BOSTON (AP) Massachusetts must upgrade its highway department or face the possible loss of more than $200 million in federal highway funds, according to a published report.
The Massachusetts Highway Department must hire 268 workers for its construction division — a 50 percent increase in staffing for that branch — and increase training for employees who inspect construction materials, the Federal Highway Department said in a July report, a copy of which was obtained by The Boston Globe.
Federal officials also are requiring MassHighway to provide a list of supervisors and engineers for each new road or bridge project that receives federal funds.
“It is absolutely critical for the [state Highway Department] to achieve a staffing level sufficient to properly oversee the construction contracts,” Stanley Gee, district administrator of the Federal Highway Administration, wrote in a July 8 letter to MassHighway Commissioner John Cogliano.

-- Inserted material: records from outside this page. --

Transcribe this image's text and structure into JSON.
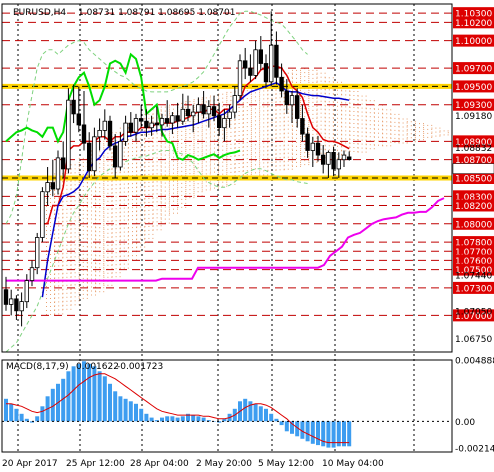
{
  "chart_data": {
    "type": "candlestick",
    "symbol_title": "EURUSD,H4",
    "ohlc_header": "1.08731 1.08791 1.08695 1.08701",
    "price_axis": {
      "range": [
        1.066,
        1.104
      ],
      "tick_labels": [
        "1.10300",
        "1.10200",
        "1.10000",
        "1.09700",
        "1.09500",
        "1.09300",
        "1.09180",
        "1.08900",
        "1.08832",
        "1.08700",
        "1.08500",
        "1.08300",
        "1.08200",
        "1.08000",
        "1.07800",
        "1.07700",
        "1.07600",
        "1.07500",
        "1.07440",
        "1.07300",
        "1.07050",
        "1.07000",
        "1.06750"
      ],
      "highlighted_levels": [
        {
          "label": "1.10300",
          "value": 1.103
        },
        {
          "label": "1.10200",
          "value": 1.102
        },
        {
          "label": "1.10000",
          "value": 1.1
        },
        {
          "label": "1.09700",
          "value": 1.097
        },
        {
          "label": "1.09500",
          "value": 1.095
        },
        {
          "label": "1.09300",
          "value": 1.093
        },
        {
          "label": "1.08900",
          "value": 1.089
        },
        {
          "label": "1.08700",
          "value": 1.087
        },
        {
          "label": "1.08500",
          "value": 1.085
        },
        {
          "label": "1.08300",
          "value": 1.083
        },
        {
          "label": "1.08200",
          "value": 1.082
        },
        {
          "label": "1.08000",
          "value": 1.08
        },
        {
          "label": "1.07800",
          "value": 1.078
        },
        {
          "label": "1.07700",
          "value": 1.077
        },
        {
          "label": "1.07600",
          "value": 1.076
        },
        {
          "label": "1.07500",
          "value": 1.075
        },
        {
          "label": "1.07300",
          "value": 1.073
        },
        {
          "label": "1.07000",
          "value": 1.07
        }
      ],
      "plain_labels": [
        {
          "label": "1.09180",
          "value": 1.0918
        },
        {
          "label": "1.08832",
          "value": 1.08832
        },
        {
          "label": "1.07440",
          "value": 1.0744
        },
        {
          "label": "1.07050",
          "value": 1.0705
        },
        {
          "label": "1.06750",
          "value": 1.0675
        }
      ],
      "current_price_marker": "1.08701"
    },
    "time_axis": {
      "labels": [
        "20 Apr 2017",
        "25 Apr 12:00",
        "28 Apr 04:00",
        "2 May 20:00",
        "5 May 12:00",
        "10 May 04:00"
      ]
    },
    "yellow_levels": [
      1.095,
      1.085
    ],
    "candles": [
      [
        1.0728,
        1.0742,
        1.0705,
        1.0712
      ],
      [
        1.0712,
        1.0728,
        1.07,
        1.0718
      ],
      [
        1.0718,
        1.0722,
        1.0695,
        1.0705
      ],
      [
        1.0705,
        1.0725,
        1.0688,
        1.0715
      ],
      [
        1.0715,
        1.0745,
        1.0708,
        1.0738
      ],
      [
        1.0738,
        1.076,
        1.0732,
        1.0752
      ],
      [
        1.0752,
        1.079,
        1.0745,
        1.0785
      ],
      [
        1.0785,
        1.084,
        1.078,
        1.0835
      ],
      [
        1.0835,
        1.0862,
        1.082,
        1.0845
      ],
      [
        1.0845,
        1.087,
        1.083,
        1.0838
      ],
      [
        1.0838,
        1.088,
        1.0832,
        1.0872
      ],
      [
        1.0872,
        1.089,
        1.085,
        1.086
      ],
      [
        1.086,
        1.0948,
        1.0855,
        1.0935
      ],
      [
        1.0935,
        1.0952,
        1.091,
        1.092
      ],
      [
        1.092,
        1.095,
        1.09,
        1.0908
      ],
      [
        1.0908,
        1.0945,
        1.088,
        1.0888
      ],
      [
        1.0888,
        1.09,
        1.085,
        1.0858
      ],
      [
        1.0858,
        1.0905,
        1.0852,
        1.0895
      ],
      [
        1.0895,
        1.0915,
        1.088,
        1.0902
      ],
      [
        1.0902,
        1.0925,
        1.0892,
        1.0912
      ],
      [
        1.0912,
        1.0918,
        1.088,
        1.0885
      ],
      [
        1.0885,
        1.0898,
        1.085,
        1.0862
      ],
      [
        1.0862,
        1.09,
        1.0858,
        1.089
      ],
      [
        1.089,
        1.0918,
        1.0885,
        1.091
      ],
      [
        1.091,
        1.0922,
        1.0895,
        1.09
      ],
      [
        1.09,
        1.092,
        1.089,
        1.0915
      ],
      [
        1.0915,
        1.093,
        1.0905,
        1.0912
      ],
      [
        1.0912,
        1.0925,
        1.0895,
        1.0905
      ],
      [
        1.0905,
        1.0918,
        1.0896,
        1.091
      ],
      [
        1.091,
        1.0928,
        1.09,
        1.0908
      ],
      [
        1.0908,
        1.092,
        1.0895,
        1.0915
      ],
      [
        1.0915,
        1.0935,
        1.0906,
        1.091
      ],
      [
        1.091,
        1.0922,
        1.0898,
        1.0918
      ],
      [
        1.0918,
        1.0932,
        1.0905,
        1.0912
      ],
      [
        1.0912,
        1.0942,
        1.0908,
        1.0925
      ],
      [
        1.0925,
        1.094,
        1.0912,
        1.0918
      ],
      [
        1.0918,
        1.093,
        1.09,
        1.0922
      ],
      [
        1.0922,
        1.0938,
        1.091,
        1.093
      ],
      [
        1.093,
        1.0945,
        1.0915,
        1.092
      ],
      [
        1.092,
        1.0935,
        1.0905,
        1.0928
      ],
      [
        1.0928,
        1.094,
        1.0912,
        1.0918
      ],
      [
        1.0918,
        1.0932,
        1.0896,
        1.0905
      ],
      [
        1.0905,
        1.0925,
        1.089,
        1.0915
      ],
      [
        1.0915,
        1.093,
        1.0905,
        1.0922
      ],
      [
        1.0922,
        1.095,
        1.0915,
        1.094
      ],
      [
        1.094,
        1.0985,
        1.0935,
        1.0978
      ],
      [
        1.0978,
        1.0992,
        1.0958,
        1.097
      ],
      [
        1.097,
        1.0985,
        1.0955,
        1.0962
      ],
      [
        1.0962,
        1.1,
        1.0958,
        1.099
      ],
      [
        1.099,
        1.1005,
        1.0968,
        1.0975
      ],
      [
        1.0975,
        1.0985,
        1.0948,
        1.0955
      ],
      [
        1.0955,
        1.1032,
        1.095,
        1.0995
      ],
      [
        1.0995,
        1.101,
        1.0952,
        1.096
      ],
      [
        1.096,
        1.0975,
        1.0938,
        1.0945
      ],
      [
        1.0945,
        1.0958,
        1.092,
        1.093
      ],
      [
        1.093,
        1.0945,
        1.091,
        1.094
      ],
      [
        1.094,
        1.0948,
        1.0905,
        1.0915
      ],
      [
        1.0915,
        1.093,
        1.089,
        1.0898
      ],
      [
        1.0898,
        1.0905,
        1.0872,
        1.088
      ],
      [
        1.088,
        1.0895,
        1.0862,
        1.0888
      ],
      [
        1.0888,
        1.0896,
        1.0868,
        1.0875
      ],
      [
        1.0875,
        1.0886,
        1.0855,
        1.0865
      ],
      [
        1.0865,
        1.088,
        1.085,
        1.0878
      ],
      [
        1.0878,
        1.0884,
        1.0852,
        1.086
      ],
      [
        1.086,
        1.0878,
        1.085,
        1.087
      ],
      [
        1.087,
        1.088,
        1.0862,
        1.0875
      ],
      [
        1.0873,
        1.0879,
        1.0869,
        1.087
      ]
    ],
    "macd": {
      "label": "MACD(8,17,9)",
      "main_value": "0.001622",
      "signal_value": "-0.001723",
      "range": [
        -0.00245,
        0.0049
      ],
      "tick_labels": [
        "0.004888",
        "0.00",
        "-0.002146"
      ],
      "histogram": [
        0.0018,
        0.0014,
        0.001,
        0.0006,
        0.0002,
        -0.0001,
        0.0004,
        0.0012,
        0.002,
        0.0026,
        0.003,
        0.0034,
        0.004,
        0.0044,
        0.0046,
        0.0048,
        0.0046,
        0.0044,
        0.004,
        0.0036,
        0.003,
        0.0024,
        0.002,
        0.0018,
        0.0016,
        0.0014,
        0.001,
        0.0006,
        0.0003,
        0.0001,
        0.0003,
        0.0004,
        0.0004,
        0.0003,
        0.0004,
        0.0006,
        0.0005,
        0.0004,
        0.0003,
        0.0001,
        0.0,
        -0.0001,
        0.0002,
        0.0006,
        0.001,
        0.0016,
        0.0018,
        0.0016,
        0.0014,
        0.0012,
        0.001,
        0.0006,
        0.0002,
        -0.0003,
        -0.0008,
        -0.001,
        -0.0012,
        -0.0014,
        -0.0016,
        -0.0018,
        -0.0019,
        -0.002,
        -0.0021,
        -0.0021,
        -0.002,
        -0.002,
        -0.002
      ],
      "signal": [
        0.0014,
        0.0014,
        0.0013,
        0.0012,
        0.001,
        0.0008,
        0.0007,
        0.0008,
        0.001,
        0.0012,
        0.0015,
        0.0018,
        0.0021,
        0.0025,
        0.0029,
        0.0032,
        0.0035,
        0.0037,
        0.0038,
        0.0038,
        0.0036,
        0.0034,
        0.0031,
        0.0028,
        0.0025,
        0.0022,
        0.0019,
        0.0016,
        0.0013,
        0.001,
        0.0008,
        0.0007,
        0.0006,
        0.0005,
        0.0005,
        0.0005,
        0.0005,
        0.0005,
        0.0004,
        0.0004,
        0.0003,
        0.0002,
        0.0002,
        0.0003,
        0.0005,
        0.0008,
        0.0011,
        0.0013,
        0.0014,
        0.0014,
        0.0013,
        0.0011,
        0.0008,
        0.0005,
        0.0002,
        -0.0002,
        -0.0005,
        -0.0008,
        -0.001,
        -0.0012,
        -0.0014,
        -0.0016,
        -0.0017,
        -0.0017,
        -0.0017,
        -0.0017,
        -0.0017
      ]
    },
    "ichimoku_lines": {
      "red": [
        null,
        null,
        null,
        null,
        null,
        null,
        null,
        1.08,
        1.08,
        1.082,
        1.082,
        1.084,
        1.088,
        1.0885,
        1.0885,
        1.089,
        1.089,
        1.089,
        1.0895,
        1.0895,
        1.089,
        1.0895,
        1.0895,
        1.09,
        1.09,
        1.09,
        1.0905,
        1.0905,
        1.0905,
        1.091,
        1.091,
        1.091,
        1.091,
        1.0912,
        1.0914,
        1.0916,
        1.092,
        1.0922,
        1.0922,
        1.0925,
        1.0925,
        1.092,
        1.0925,
        1.0925,
        1.093,
        1.0935,
        1.095,
        1.0955,
        1.096,
        1.0968,
        1.097,
        1.0972,
        1.0972,
        1.097,
        1.0962,
        1.095,
        1.0945,
        1.0938,
        1.092,
        1.0905,
        1.09,
        1.0892,
        1.089,
        1.089,
        1.0888,
        1.0885,
        1.0882
      ],
      "blue": [
        null,
        null,
        null,
        null,
        null,
        null,
        null,
        1.072,
        1.076,
        1.079,
        1.082,
        1.083,
        1.0832,
        1.0835,
        1.084,
        1.085,
        1.086,
        1.0868,
        1.0872,
        1.088,
        1.0885,
        1.0888,
        1.089,
        1.0895,
        1.0896,
        1.0898,
        1.09,
        1.09,
        1.0901,
        1.0902,
        1.0903,
        1.0903,
        1.0904,
        1.0905,
        1.0906,
        1.0907,
        1.0908,
        1.091,
        1.0912,
        1.0914,
        1.0916,
        1.0918,
        1.092,
        1.0925,
        1.093,
        1.0935,
        1.094,
        1.0944,
        1.0946,
        1.0948,
        1.095,
        1.0952,
        1.0954,
        1.095,
        1.0945,
        1.0944,
        1.0944,
        1.0942,
        1.0941,
        1.094,
        1.094,
        1.0939,
        1.0938,
        1.0937,
        1.0937,
        1.0936,
        1.0935
      ],
      "green": [
        1.089,
        1.0895,
        1.09,
        1.0902,
        1.0905,
        1.0902,
        1.09,
        1.0895,
        1.0905,
        1.0905,
        1.089,
        1.09,
        1.0935,
        1.095,
        1.096,
        1.0965,
        1.095,
        1.093,
        1.0935,
        1.095,
        1.0975,
        1.0978,
        1.0975,
        1.0965,
        1.0985,
        1.098,
        1.096,
        1.092,
        1.0925,
        1.093,
        1.09,
        1.089,
        1.0888,
        1.0872,
        1.087,
        1.0875,
        1.0873,
        1.087,
        1.0872,
        1.0874,
        1.0876,
        1.0872,
        1.0875,
        1.0877,
        1.0878,
        1.088,
        null,
        null,
        null,
        null,
        null,
        null,
        null,
        null,
        null,
        null,
        null,
        null,
        null,
        null,
        null,
        null,
        null,
        null,
        null,
        null,
        null
      ],
      "magenta": [
        1.0738,
        1.0738,
        1.0738,
        1.0738,
        1.0738,
        1.0738,
        1.0738,
        1.0738,
        1.0738,
        1.0738,
        1.0738,
        1.0738,
        1.0738,
        1.0738,
        1.0738,
        1.0738,
        1.0738,
        1.0738,
        1.0738,
        1.0738,
        1.0738,
        1.0738,
        1.0738,
        1.0738,
        1.0738,
        1.0738,
        1.074,
        1.074,
        1.074,
        1.074,
        1.074,
        1.074,
        1.0752,
        1.0752,
        1.0752,
        1.0752,
        1.0752,
        1.0752,
        1.0752,
        1.0752,
        1.0752,
        1.0752,
        1.0752,
        1.0752,
        1.0752,
        1.0752,
        1.0752,
        1.0752,
        1.0752,
        1.0752,
        1.0752,
        1.0752,
        1.0752,
        1.0755,
        1.0765,
        1.077,
        1.0775,
        1.0785,
        1.0788,
        1.079,
        1.0795,
        1.08,
        1.0803,
        1.0805,
        1.0806,
        1.0807,
        1.081,
        1.0812,
        1.0812,
        1.0813,
        1.0813,
        1.0818,
        1.0825,
        1.0828
      ]
    },
    "bollinger": {
      "upper": [
        1.08,
        1.081,
        1.083,
        1.087,
        1.091,
        1.094,
        1.097,
        1.0985,
        1.099,
        1.099,
        1.0985,
        1.099,
        1.0995,
        1.0998,
        1.1,
        1.0998,
        1.099,
        1.0985,
        1.098,
        1.0975,
        1.097,
        1.0966,
        1.0962,
        1.096,
        1.0955,
        1.095,
        1.0948,
        1.0945,
        1.0944,
        1.0944,
        1.0944,
        1.0944,
        1.0946,
        1.0948,
        1.095,
        1.0952,
        1.0955,
        1.096,
        1.0966,
        1.0975,
        1.0985,
        1.0995,
        1.1005,
        1.1015,
        1.1022,
        1.103,
        1.1032,
        1.1032,
        1.103,
        1.1028,
        1.1025,
        1.1022,
        1.102,
        1.1018,
        1.1012,
        1.1005,
        1.0998,
        1.099,
        1.0985
      ],
      "lower": [
        1.066,
        1.0665,
        1.067,
        1.068,
        1.069,
        1.07,
        1.071,
        1.0725,
        1.074,
        1.0755,
        1.077,
        1.0785,
        1.08,
        1.0812,
        1.082,
        1.083,
        1.0838,
        1.0845,
        1.0852,
        1.0856,
        1.086,
        1.0864,
        1.0866,
        1.0868,
        1.087,
        1.0872,
        1.0873,
        1.0874,
        1.0876,
        1.0878,
        1.088,
        1.088,
        1.088,
        1.0878,
        1.0876,
        1.0872,
        1.0866,
        1.0858,
        1.085,
        1.0845,
        1.0842,
        1.084,
        1.084,
        1.0842,
        1.0846,
        1.085,
        1.0855,
        1.0858,
        1.086,
        1.086,
        1.0858,
        1.0855,
        1.0852,
        1.085,
        1.0848,
        1.0848,
        1.0846,
        1.0845,
        1.0844
      ]
    }
  }
}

The report, drawn up following a two-year review of MassHighway that began in July 2001, also said 16 of 27 engineers or inspectors at one district office were not qualified to perform their jobs, and along with putting motorists at risk, poor construction will lead to a faster deterioration of roads and bridges.
Engineers design parts of projects, and inspect sites to ensure that contractors adhere to specifications called for in the original plans. Inspectors are trained to sample and test the materials used on sites, such as checking the quality of the concrete.

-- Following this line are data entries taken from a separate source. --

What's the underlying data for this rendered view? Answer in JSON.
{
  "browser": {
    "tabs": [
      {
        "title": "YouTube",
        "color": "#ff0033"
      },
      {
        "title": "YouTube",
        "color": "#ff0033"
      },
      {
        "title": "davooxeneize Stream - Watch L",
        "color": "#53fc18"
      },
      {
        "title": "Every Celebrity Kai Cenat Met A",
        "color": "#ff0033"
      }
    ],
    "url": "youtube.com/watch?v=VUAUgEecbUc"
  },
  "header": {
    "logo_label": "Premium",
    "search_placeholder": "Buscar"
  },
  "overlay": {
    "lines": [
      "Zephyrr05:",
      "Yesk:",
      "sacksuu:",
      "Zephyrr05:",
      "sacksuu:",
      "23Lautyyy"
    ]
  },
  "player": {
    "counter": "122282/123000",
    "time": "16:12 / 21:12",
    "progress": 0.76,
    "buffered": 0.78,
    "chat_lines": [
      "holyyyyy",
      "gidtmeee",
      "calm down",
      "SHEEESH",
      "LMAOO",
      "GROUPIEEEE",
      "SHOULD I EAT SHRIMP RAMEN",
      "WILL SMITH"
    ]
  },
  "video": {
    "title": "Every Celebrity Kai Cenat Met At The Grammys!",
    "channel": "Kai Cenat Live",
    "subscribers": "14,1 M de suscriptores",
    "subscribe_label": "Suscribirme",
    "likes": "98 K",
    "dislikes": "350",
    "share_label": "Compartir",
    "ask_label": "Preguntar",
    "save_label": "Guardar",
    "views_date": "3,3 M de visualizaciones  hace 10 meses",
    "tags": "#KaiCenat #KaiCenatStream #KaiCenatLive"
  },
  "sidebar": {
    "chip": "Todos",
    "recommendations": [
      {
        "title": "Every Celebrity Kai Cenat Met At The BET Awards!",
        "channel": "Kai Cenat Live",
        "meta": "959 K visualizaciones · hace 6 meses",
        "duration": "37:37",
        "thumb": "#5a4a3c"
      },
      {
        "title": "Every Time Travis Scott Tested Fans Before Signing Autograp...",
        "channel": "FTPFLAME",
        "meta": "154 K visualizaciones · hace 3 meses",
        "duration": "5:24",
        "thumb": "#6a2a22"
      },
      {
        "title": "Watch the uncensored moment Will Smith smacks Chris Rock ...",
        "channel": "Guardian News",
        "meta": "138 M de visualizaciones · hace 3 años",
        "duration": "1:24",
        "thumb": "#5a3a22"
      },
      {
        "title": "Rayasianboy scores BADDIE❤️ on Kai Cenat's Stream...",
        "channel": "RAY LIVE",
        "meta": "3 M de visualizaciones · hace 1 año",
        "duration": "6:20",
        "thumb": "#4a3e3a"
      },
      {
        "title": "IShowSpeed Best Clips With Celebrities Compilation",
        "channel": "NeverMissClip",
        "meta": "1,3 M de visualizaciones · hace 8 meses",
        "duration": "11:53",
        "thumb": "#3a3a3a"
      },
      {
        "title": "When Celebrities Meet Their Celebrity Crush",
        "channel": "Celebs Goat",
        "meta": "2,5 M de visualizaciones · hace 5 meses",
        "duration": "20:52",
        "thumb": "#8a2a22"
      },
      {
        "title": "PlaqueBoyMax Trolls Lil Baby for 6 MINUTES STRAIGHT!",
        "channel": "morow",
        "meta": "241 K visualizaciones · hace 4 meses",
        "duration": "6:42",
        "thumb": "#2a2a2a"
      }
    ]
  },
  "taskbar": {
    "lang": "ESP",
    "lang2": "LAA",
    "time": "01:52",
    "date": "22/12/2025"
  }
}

MassHighway has hired 83 engineers since May at annual salaries ranging from $35,000 to $40,000, according to agency spokesman Jon Carlisle. He was unable to tell the Globe what MassHighway budgeted to cover the hiring demanded by federal officials, which comes as the highway department’s budget was cut as a result of the state budget crisis.
According to the report, while the number of active MassHighway projects increased approximately 40 percent between 1988 and 2001, the number of engineers, inspectors and other construction site personnel at the district level decreased by approximately 30 percent.

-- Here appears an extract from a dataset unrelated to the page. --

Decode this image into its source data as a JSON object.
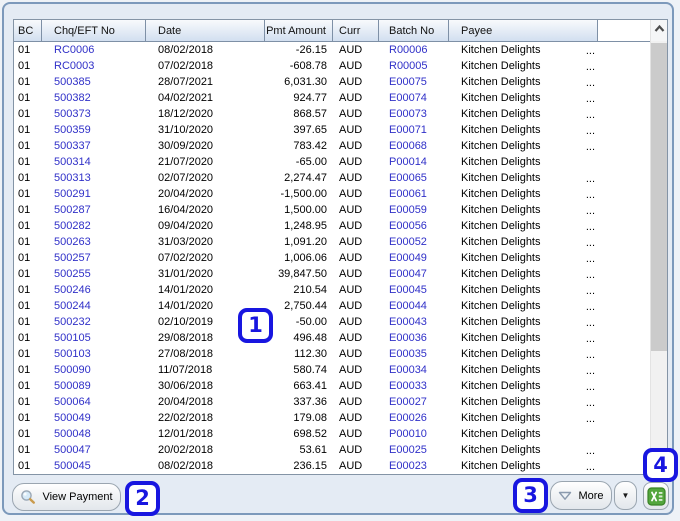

While acknowledging MassHighway is underfunded, the report called for better benefits and incentives to retain workers, including increasing pay scales to make them more competitive with the private sector.
The highway department employed more than 4,000 in 1990, according to Construction Industries of Massachusetts, a trade group, but has just approximately 1,800 employees today, with just 400 in the construction division.
“The reductions of staffing over the years has caused a lack of what we see as proper oversight, which gives free rein to contractors and can lead to the waste and fraud and abuse of taxpayer dollars,” Mary J. Richards, president of the Massachusetts Organization of State Engineers and Scientists, said in an interview with the Globe, which was published Sept. 25. Approximately 1,200 members of the organization work at MassHighway.